Movie musicals of Broadway shows are amongst some of the most beloved films ever made, so it should come as no surprise that filmmakers regularly use them as inspirations for the characters in their own films, references to create emotional beats, or backdrops to their story.
In fact, the 2018 Oscar-winning Best Picture, The Shape of Water, included clips of That Night In Rio, starring Carmen Miranda, performances by Bill Bojangles, and more. (The final dance between Elisa and her sea monster lover is an homage to Fred Astaire and Ginger Rogers’ routine in Follow the Fleet.)
Here are seven other times movie musicals made prominent appearances as a clip in another movie.
1. Annie in Serial Mom
In John Waters’ 1994 black comedy Serial Mom, Kathleen Turner plays a serial killer turned suburban housewife. In one scene, she claims another victim by clubbing them with a leg of lamb, all to the soundtrack—and rhythm—of “Tomorrow” from Annie, which is playing on the TV in the background.
2. Hello, Dolly! in Wall·E
Amongst the many treasures the plucky robot Wall·E finds as he attempts to clean up all of the trash on a post-apocalyptic Earth is a VHS copy of Hello, Dolly!’s film adaptation. The film starring Barbra Streisand becomes inspirational for Wall·E and his quest to find a love connection. He captures part of the soundtrack on his onboard recorder so he can listen whenever he pleases, and even performs a bit of the “Put On Your Sunday Clothes” choreography.
3. Gypsy in Superstar
Based on Molly Shannon’s Mary Katherine Gallagher character from Saturday Night Live, Superstar centers on Mary’s quest to become the star of her school talent show. Her wheelchair-bound grandmother urges her on, at one point while watching the film adaptation of Gypsy on TV. Grandma Gallagher reminisces about being in the Broadway chorus of that show as a young woman. Glynis Johns, who portrays Grandma Gallagher in the film, was not ever in a Broadway production of Gypsy, but Sondheim fans will remember her as the original Broadway Desiree in A Little Night Music.

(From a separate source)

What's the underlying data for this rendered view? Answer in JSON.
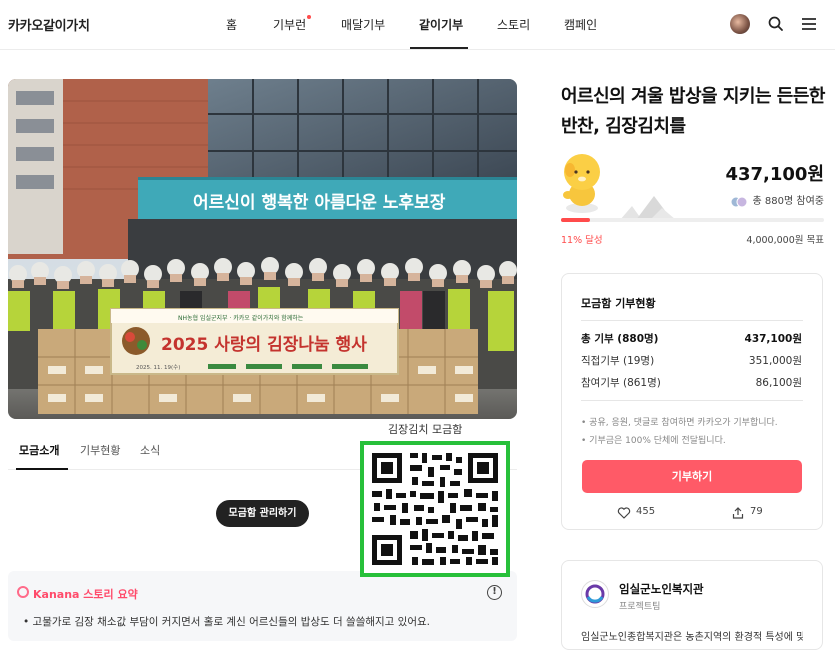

4. The Rocky Horror Picture Show in Fame
A pivotal moment in Fame, the film about a fictional New York performing arts high school inspired by the true LaGuardia High School for the Performing Arts, sees young Doris’ self-awakening while attending a downtown screening of The Rocky Horror Picture Show. She jumps up onstage to join the performers acting out the scenes in front of the movie screen—as has become the real-life tradition at screenings. Fame became one of the first documents of Rocky Horror’s cult phenomenon, perhaps at its zenith in early 1980s New York.
5. The Unsinkable Molly Brown in Connie and Carla
Nia Vardalos and Toni Collette star in the latter film’s title roles, two musical theatre nerds who inadvertently witness a murder and decide to hide out in Los Angeles as drag queens—the only cover they can think of that still allows them to perform. Connie and Carla are both especially obsessed with Debbie Reynolds, so it’s no surprise that the film features them watching her in The Unsinkable Molly Brown.
7. The King and I in The Iron Lady
Meryl Streep took on the real-life figure of British Prime Minister Margaret Thatcher for The Iron Lady, a film that uses The King and I to mirror her own romance with an embedded power struggle. The Iron Lady suggests the Rodgers and Hammerstein classic was her favorite musical, with scenes of her watching the 1956 film adaptation and several instances of her dancing with husband Denis to “Shall We Dance.”
8. Damn Yankees in The Scout
In the 1994 film The Scout, Albert Brooks plays a disgraced former baseball scout for the Yankees who discovers an incredible young talent that could get him back in the big leagues. Given the baseball team at play in The Scout’s plot and the story’s focus on a gifted player with the potential to save the day, the filmmakers recognized the not-so-slight connection to the classic Richard Adler and Jerry Ross musical Damn Yankees. They paid homage to that connection by showing Brendan Fraser—playing Steve Nebraska, the could-be baseball sensation—watching the 1958 film adaptation of Damn Yankees on TV in one scene of the film.
Logan Culwell-Block is a musical theatre historian, Playbill's manager of research, and curator of Playbill Vault. @loganculwell